The owner of multiple telemedicine companies has again been indicted by a federal grand jury for quarterbacking and concealing one of the largest Medicare fraud and kickback schemes pursued by the Department of Justice.
Creaghan Harry of Highland Beach, Florida, allegedly billed $784 million in false and fraudulent Medicare claims, more than $247 million of which was paid out, the DOJ wrote in a Tuesday release detailing the superseding indictment.
Federal prosecutors allege that Harry and two co-conspirators (who were previously charged and pleaded guilty) sought illegal payments from durable medical equipment (DME) companies related to orders for DME braces and medications.
Telemedicine companies owned by Harry allegedly would then bribe physicians to write medically unnecessary orders for the products through the companies, they said.
Payments from the DME companies would be sent to U.S. and international shell companies that would later be transferred to the telemedicine companies to pay for the physician bribes, prosecutors wrote.
Harry allegedly told investors, lawyers and others that the telemedicine companies were bringing in roughly $10 million in annual revenue from telemedicine services fees rather than the kickbacks and bribes, they said. Between 2015 and 2018, Harry also allegedly used funds from the scheme “to live a lavish lifestyle” and did not report or pay any income taxes during that time.
On Tuesday, Harry was charged with one count of conspiracy to commit healthcare fraud and wire fraud and four counts of income tax evasion, the DOJ said.
The indictment supersedes earlier charges Harry faced with the co-conspirators, which consisted of one count of conspiracy to defraud the United States and to pay and receive kickbacks, four counts of receipt of kickbacks and one count of conspiracy to commit money laundering.
Harry’s initial charges came in 2019 amidst a wave of DOJ actions against owners, executives and other individuals associated with five telemedicine companies, dozens of DME companies and three medical professionals.
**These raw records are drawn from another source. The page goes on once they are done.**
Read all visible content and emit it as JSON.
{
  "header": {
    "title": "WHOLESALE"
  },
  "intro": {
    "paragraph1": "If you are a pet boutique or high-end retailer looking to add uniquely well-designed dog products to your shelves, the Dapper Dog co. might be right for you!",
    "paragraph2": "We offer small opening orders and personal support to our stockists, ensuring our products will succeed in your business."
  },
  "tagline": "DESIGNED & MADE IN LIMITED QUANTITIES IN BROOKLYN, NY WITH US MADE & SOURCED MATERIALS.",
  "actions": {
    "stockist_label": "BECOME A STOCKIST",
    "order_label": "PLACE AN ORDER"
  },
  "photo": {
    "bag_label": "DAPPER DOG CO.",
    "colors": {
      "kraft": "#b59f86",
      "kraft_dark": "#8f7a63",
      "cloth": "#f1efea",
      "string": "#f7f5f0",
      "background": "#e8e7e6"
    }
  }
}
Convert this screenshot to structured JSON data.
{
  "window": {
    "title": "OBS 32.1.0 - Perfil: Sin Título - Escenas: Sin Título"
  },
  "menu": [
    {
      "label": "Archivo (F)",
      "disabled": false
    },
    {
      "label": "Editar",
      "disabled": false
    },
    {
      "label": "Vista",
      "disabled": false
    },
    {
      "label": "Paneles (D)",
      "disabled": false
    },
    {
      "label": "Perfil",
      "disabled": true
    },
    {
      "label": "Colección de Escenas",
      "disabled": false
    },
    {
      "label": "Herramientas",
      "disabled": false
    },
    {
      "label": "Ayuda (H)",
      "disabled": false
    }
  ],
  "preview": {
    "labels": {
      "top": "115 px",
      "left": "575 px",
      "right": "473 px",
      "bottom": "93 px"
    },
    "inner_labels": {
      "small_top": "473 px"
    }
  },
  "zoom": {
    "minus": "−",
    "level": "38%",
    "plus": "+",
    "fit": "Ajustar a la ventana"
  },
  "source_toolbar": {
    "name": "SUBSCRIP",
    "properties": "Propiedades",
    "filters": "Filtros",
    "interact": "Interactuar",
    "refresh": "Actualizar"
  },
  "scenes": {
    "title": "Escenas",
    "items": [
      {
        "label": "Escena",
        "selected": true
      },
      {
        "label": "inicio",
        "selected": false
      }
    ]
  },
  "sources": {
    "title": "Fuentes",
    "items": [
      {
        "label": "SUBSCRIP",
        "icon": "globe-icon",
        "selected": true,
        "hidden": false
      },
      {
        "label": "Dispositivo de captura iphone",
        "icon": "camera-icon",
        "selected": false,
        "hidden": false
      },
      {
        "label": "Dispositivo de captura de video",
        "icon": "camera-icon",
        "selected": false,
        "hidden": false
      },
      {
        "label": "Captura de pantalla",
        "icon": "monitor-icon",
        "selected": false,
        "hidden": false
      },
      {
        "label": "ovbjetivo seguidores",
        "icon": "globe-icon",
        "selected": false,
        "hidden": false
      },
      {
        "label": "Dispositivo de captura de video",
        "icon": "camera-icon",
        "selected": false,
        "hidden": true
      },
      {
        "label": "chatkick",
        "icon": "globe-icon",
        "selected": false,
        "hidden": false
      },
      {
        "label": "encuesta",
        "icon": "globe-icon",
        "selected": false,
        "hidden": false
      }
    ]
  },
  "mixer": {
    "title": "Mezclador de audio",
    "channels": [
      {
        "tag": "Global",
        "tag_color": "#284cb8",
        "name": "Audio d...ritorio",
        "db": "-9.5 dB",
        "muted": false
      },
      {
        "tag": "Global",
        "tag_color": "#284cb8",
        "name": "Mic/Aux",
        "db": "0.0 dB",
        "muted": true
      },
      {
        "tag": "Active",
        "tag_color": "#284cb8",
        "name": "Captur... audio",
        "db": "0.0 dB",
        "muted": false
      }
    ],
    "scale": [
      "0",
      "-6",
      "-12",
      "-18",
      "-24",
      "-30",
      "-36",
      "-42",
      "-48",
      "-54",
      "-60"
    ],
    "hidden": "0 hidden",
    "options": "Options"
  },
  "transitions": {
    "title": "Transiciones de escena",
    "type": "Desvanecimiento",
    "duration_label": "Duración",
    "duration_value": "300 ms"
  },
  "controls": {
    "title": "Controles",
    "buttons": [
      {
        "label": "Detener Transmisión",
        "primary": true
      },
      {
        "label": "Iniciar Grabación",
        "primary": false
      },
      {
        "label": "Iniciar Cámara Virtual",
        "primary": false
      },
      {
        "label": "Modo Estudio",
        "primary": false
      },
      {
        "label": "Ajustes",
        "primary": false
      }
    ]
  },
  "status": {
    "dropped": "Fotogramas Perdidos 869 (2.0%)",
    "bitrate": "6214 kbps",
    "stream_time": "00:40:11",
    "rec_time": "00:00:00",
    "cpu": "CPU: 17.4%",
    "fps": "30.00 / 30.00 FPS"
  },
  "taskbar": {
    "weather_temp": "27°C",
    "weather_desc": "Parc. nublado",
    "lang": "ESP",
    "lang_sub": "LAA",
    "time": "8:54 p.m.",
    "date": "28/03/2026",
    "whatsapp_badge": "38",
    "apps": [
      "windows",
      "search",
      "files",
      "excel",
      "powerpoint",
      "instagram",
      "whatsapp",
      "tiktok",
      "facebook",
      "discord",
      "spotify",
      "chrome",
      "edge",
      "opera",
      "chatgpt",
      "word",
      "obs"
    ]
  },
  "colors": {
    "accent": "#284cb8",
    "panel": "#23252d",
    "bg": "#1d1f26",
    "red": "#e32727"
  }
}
Collectively, these charges addressed $1.2 billion in Medicare fraud, the DOJ said at the time.